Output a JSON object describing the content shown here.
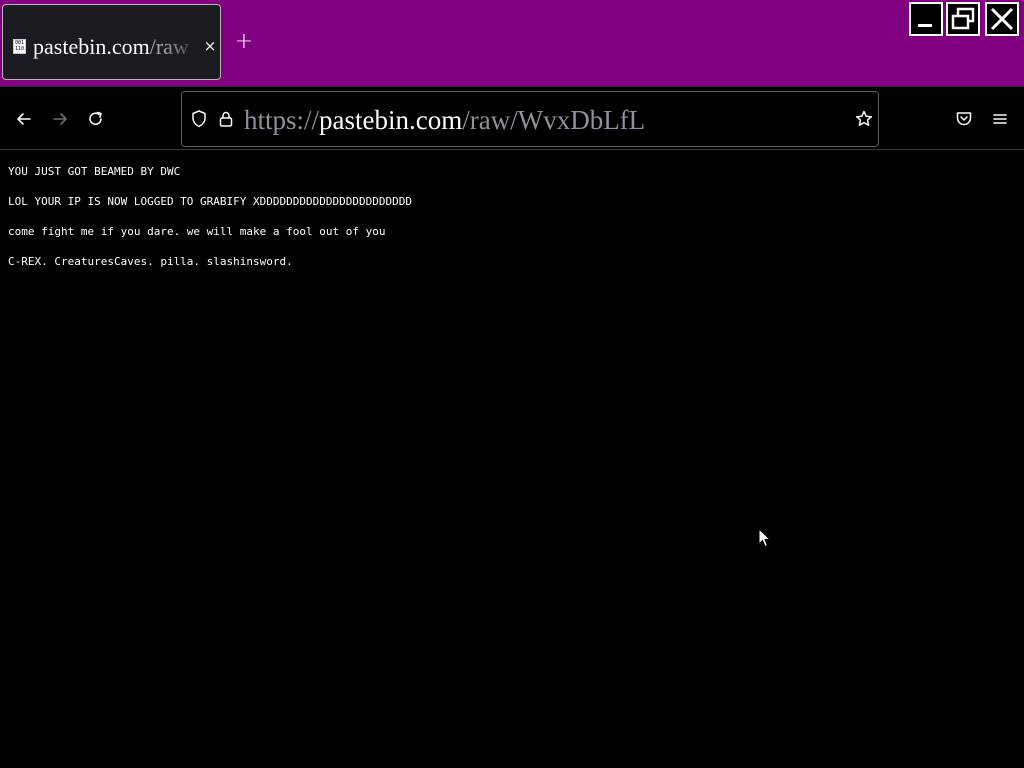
{
  "browser": {
    "tab": {
      "favicon_text": "001\n110",
      "title_host": "pastebin.com",
      "title_rest": "/raw",
      "close_glyph": "×"
    },
    "new_tab_glyph": "+",
    "url": {
      "scheme": "https://",
      "host": "pastebin.com",
      "path": "/raw/WvxDbLfL"
    },
    "icons": [
      "back-arrow-icon",
      "forward-arrow-icon",
      "reload-icon",
      "shield-icon",
      "lock-icon",
      "bookmark-star-icon",
      "pocket-icon",
      "hamburger-menu-icon",
      "minimize-icon",
      "restore-icon",
      "close-icon"
    ],
    "accent_color": "#800080"
  },
  "page": {
    "lines": [
      "YOU JUST GOT BEAMED BY DWC",
      "LOL YOUR IP IS NOW LOGGED TO GRABIFY XDDDDDDDDDDDDDDDDDDDDDDD",
      "come fight me if you dare. we will make a fool out of you",
      "C-REX. CreaturesCaves. pilla. slashinsword."
    ]
  }
}
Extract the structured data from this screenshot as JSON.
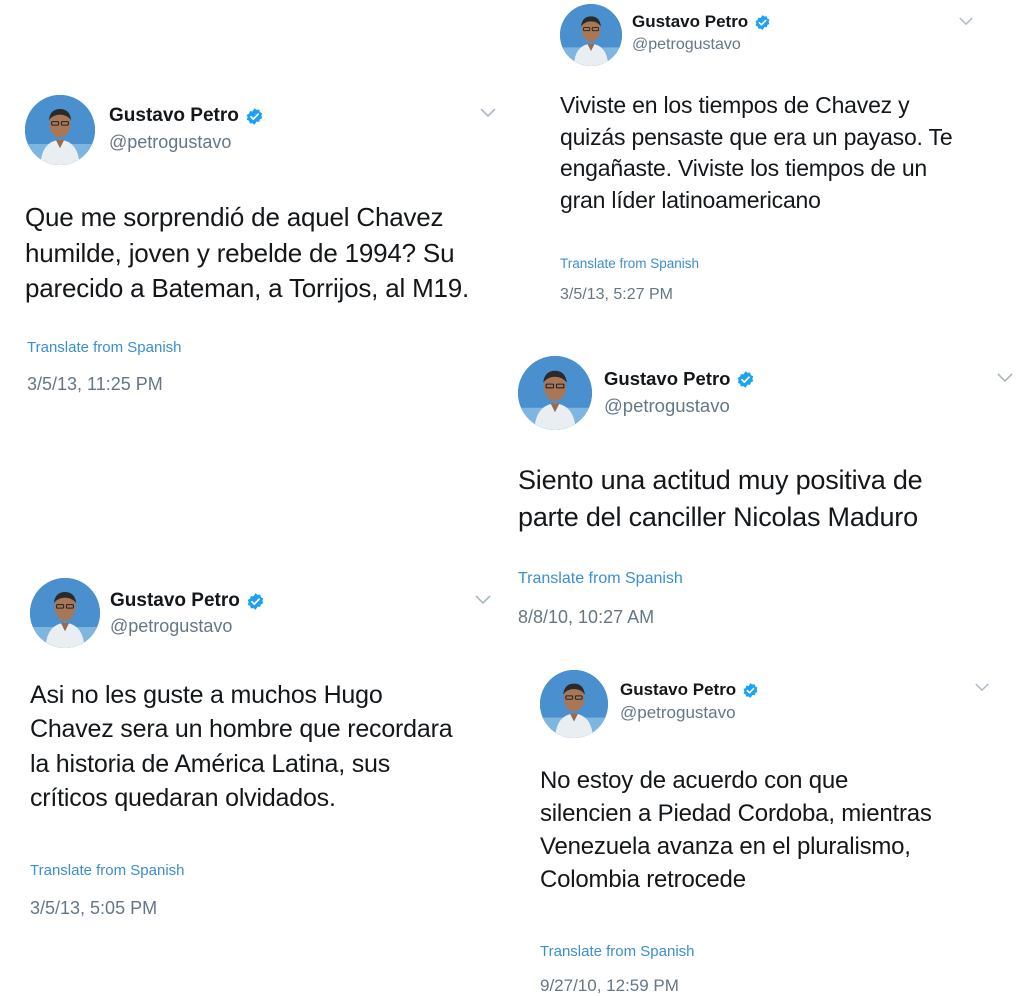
{
  "colors": {
    "name": "#14171a",
    "handle": "#657786",
    "translate_link": "#3a8fcf",
    "verified_badge": "#1da1f2",
    "chevron": "#aab8c2",
    "avatar_background": "#3b83c4"
  },
  "icons": {
    "avatar": "profile-photo",
    "verified": "verified-badge-icon",
    "menu": "chevron-down-icon"
  },
  "tweets": [
    {
      "name": "Gustavo Petro",
      "handle": "@petrogustavo",
      "text": "Que me sorprendió de aquel Chavez\nhumilde, joven y rebelde de 1994? Su\nparecido a Bateman, a Torrijos, al M19.",
      "translate": "Translate from Spanish",
      "time": "3/5/13, 11:25 PM"
    },
    {
      "name": "Gustavo Petro",
      "handle": "@petrogustavo",
      "text": "Viviste en los tiempos de Chavez y\nquizás pensaste que era un payaso. Te\nengañaste. Viviste los tiempos de un\ngran líder latinoamericano",
      "translate": "Translate from Spanish",
      "time": "3/5/13, 5:27 PM"
    },
    {
      "name": "Gustavo Petro",
      "handle": "@petrogustavo",
      "text": "Siento una actitud muy positiva de\nparte del canciller Nicolas Maduro",
      "translate": "Translate from Spanish",
      "time": "8/8/10, 10:27 AM"
    },
    {
      "name": "Gustavo Petro",
      "handle": "@petrogustavo",
      "text": "Asi no les guste a muchos Hugo\nChavez sera un hombre que recordara\nla historia de América Latina, sus\ncríticos quedaran olvidados.",
      "translate": "Translate from Spanish",
      "time": "3/5/13, 5:05 PM"
    },
    {
      "name": "Gustavo Petro",
      "handle": "@petrogustavo",
      "text": "No estoy de acuerdo con que\nsilencien a Piedad Cordoba, mientras\nVenezuela avanza en el pluralismo,\nColombia retrocede",
      "translate": "Translate from Spanish",
      "time": "9/27/10, 12:59 PM"
    }
  ]
}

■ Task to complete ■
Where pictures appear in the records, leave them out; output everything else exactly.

■ Task result ■
Output a JSON object describing the content shown here.
{
  "browser": {
    "tab": {
      "favicon_text": "001\n110",
      "title_host": "pastebin.com",
      "title_rest": "/raw",
      "close_glyph": "×"
    },
    "new_tab_glyph": "+",
    "url": {
      "scheme": "https://",
      "host": "pastebin.com",
      "path": "/raw/WvxDbLfL"
    },
    "icons": [
      "back-arrow-icon",
      "forward-arrow-icon",
      "reload-icon",
      "shield-icon",
      "lock-icon",
      "bookmark-star-icon",
      "pocket-icon",
      "hamburger-menu-icon",
      "minimize-icon",
      "restore-icon",
      "close-icon"
    ],
    "accent_color": "#800080"
  },
  "page": {
    "lines": [
      "YOU JUST GOT BEAMED BY DWC",
      "LOL YOUR IP IS NOW LOGGED TO GRABIFY XDDDDDDDDDDDDDDDDDDDDDDD",
      "come fight me if you dare. we will make a fool out of you",
      "C-REX. CreaturesCaves. pilla. slashinsword."
    ]
  }
}
Extract the structured data from this screenshot as JSON.
{
  "colors": {
    "name": "#14171a",
    "handle": "#657786",
    "translate_link": "#3a8fcf",
    "verified_badge": "#1da1f2",
    "chevron": "#aab8c2",
    "avatar_background": "#3b83c4"
  },
  "icons": {
    "avatar": "profile-photo",
    "verified": "verified-badge-icon",
    "menu": "chevron-down-icon"
  },
  "tweets": [
    {
      "name": "Gustavo Petro",
      "handle": "@petrogustavo",
      "text": "Que me sorprendió de aquel Chavez\nhumilde, joven y rebelde de 1994? Su\nparecido a Bateman, a Torrijos, al M19.",
      "translate": "Translate from Spanish",
      "time": "3/5/13, 11:25 PM"
    },
    {
      "name": "Gustavo Petro",
      "handle": "@petrogustavo",
      "text": "Viviste en los tiempos de Chavez y\nquizás pensaste que era un payaso. Te\nengañaste. Viviste los tiempos de un\ngran líder latinoamericano",
      "translate": "Translate from Spanish",
      "time": "3/5/13, 5:27 PM"
    },
    {
      "name": "Gustavo Petro",
      "handle": "@petrogustavo",
      "text": "Siento una actitud muy positiva de\nparte del canciller Nicolas Maduro",
      "translate": "Translate from Spanish",
      "time": "8/8/10, 10:27 AM"
    },
    {
      "name": "Gustavo Petro",
      "handle": "@petrogustavo",
      "text": "Asi no les guste a muchos Hugo\nChavez sera un hombre que recordara\nla historia de América Latina, sus\ncríticos quedaran olvidados.",
      "translate": "Translate from Spanish",
      "time": "3/5/13, 5:05 PM"
    },
    {
      "name": "Gustavo Petro",
      "handle": "@petrogustavo",
      "text": "No estoy de acuerdo con que\nsilencien a Piedad Cordoba, mientras\nVenezuela avanza en el pluralismo,\nColombia retrocede",
      "translate": "Translate from Spanish",
      "time": "9/27/10, 12:59 PM"
    }
  ]
}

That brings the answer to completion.